You know me, I don’t beat about the bush. I’ve finally managed to get my planning done, but I’m feeling anxious about the start of the new term and I know I’m not alone in not being able to fully enjoy the Easter weekend. Why am I anxious? It’s because progressive ideology and the teaching/assessment etc methods that are associated with it requires me to constantly worry about children. Let me illustrate my point (and then I’ll talk about a solution):
Child-centred education essentially puts the adult on the back foot. So, the typical teacher will have to, ideally, differentiate teaching and learning for the individual child, personalise marking and constantly assess, assess, assess each child in every single subject, updating various APP-type systems as they go. This means that all the effort and worry of children’s learning is transferred to the teacher, trapping them in a never ending state of chasing and hoping and generally not being in control. Furthermore, and this is probably more of an issue in primary schools, unlike the other professions where being ‘professional’ means keeping a healthy emotional distance between front line worker and client (for example, in the police force, officers are minded not to get too emotionally involved for the sake of their own health), teachers are actively encouraged to get overly emotionally involved with children in order to be able to ‘teach’ the ‘whole child’ and also cater for the child’s ‘needs’. Anyone who questions this is at risk of receiving a hefty dose of emotional bribery: deemed to be ‘uncaring’ by those on high who have either never stepped foot in a classroom, or have left that exhausting place a long time ago.
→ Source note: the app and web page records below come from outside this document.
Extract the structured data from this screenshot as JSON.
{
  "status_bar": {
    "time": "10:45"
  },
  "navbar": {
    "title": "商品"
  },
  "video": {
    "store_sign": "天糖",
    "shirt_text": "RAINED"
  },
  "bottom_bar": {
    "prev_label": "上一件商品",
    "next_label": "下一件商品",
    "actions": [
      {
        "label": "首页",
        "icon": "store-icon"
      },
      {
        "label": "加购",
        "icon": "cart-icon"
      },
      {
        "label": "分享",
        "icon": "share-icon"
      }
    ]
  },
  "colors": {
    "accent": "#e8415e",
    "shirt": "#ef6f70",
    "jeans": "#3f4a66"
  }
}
The bonkers nature of this system is fully exposed when you consider how humans normally organise the more repetitive parts of their lives through the use of ritual and routine, a sort of human version of ‘automation’ that outsources the worry and makes us all more efficient and in a better state of mental health. This could be anything from how we manage to get ourselves of bed and out of the door for an early morning run, to falling into a routine of weekly meal prep that saves the household ‘cook’ from constantly having to dream up new and exciting dishes for everyone’s delectation. When we walk a familiar route to the shops, do we make sure that every single time we go, we change the route a little, perhaps opting to hop, skip or jump our way there? No, each time we get a little more efficient: choosing the exact place to cross the road where cars naturally slow down for example, soon we don’t even think about it. But the teacher who is minded to follow and use the teaching methods associated with progressive ideology is effectively expected to take a wiggly walk to the shops. with no walk ever allowed to be the same. Teachers are barred from outsourcing worry, using a teaching and assessment version of ‘automation’ or becoming more efficient because a) she must try to follow/plan for each and every child’s learning ‘needs’ (the thought-process equivalent of trying to stab a single ant among a hundred other ants) and b) constantly dream up new and ever more exciting ways to pique children’s interests. Then of course we have to consider the extra burden of worrying about children’s feelings constantly which is EXTREMELY draining.
You know what the answer is? Yes, you guessed it. A massive switch to the traditional side of education would, I believe, save the sanity of teachers and dramatically reverse the trend for teachers to leave the profession in droves. You see, I think it’s not so much the long hours that is the main factor in driving teachers away, it’s the fact that they can’t let go of anything and they are forced to worry all the time. This surely must be the mental oppression equivalent of doing 30 PhDs at once, forever.
By teaching the subject and not the child, the former is a much more stable entity that can be codified and delivered as a neat package of information divided up into ‘chunks’. with regular testing. The ‘worry’ can be outsourced to textbooks and the use of efficient methods of teaching which involves ritual and routine can save the teacher so much mental energy that would have otherwise been sunk in trying to dream up ever crazier lessons. The use of frequent testing and healthy competition transfers ownership of learning back to the child, who is then incentivised to work hard. Rules and regulations regarding behaviour and giving respect back to the teacher also puts a healthy emotional distance between the child and the teacher; the child is able to trust the teacher, but doesn’t overstep the mark and the teacher’s mental health is protected.
Happy, relaxed teachers.
Who’s with me?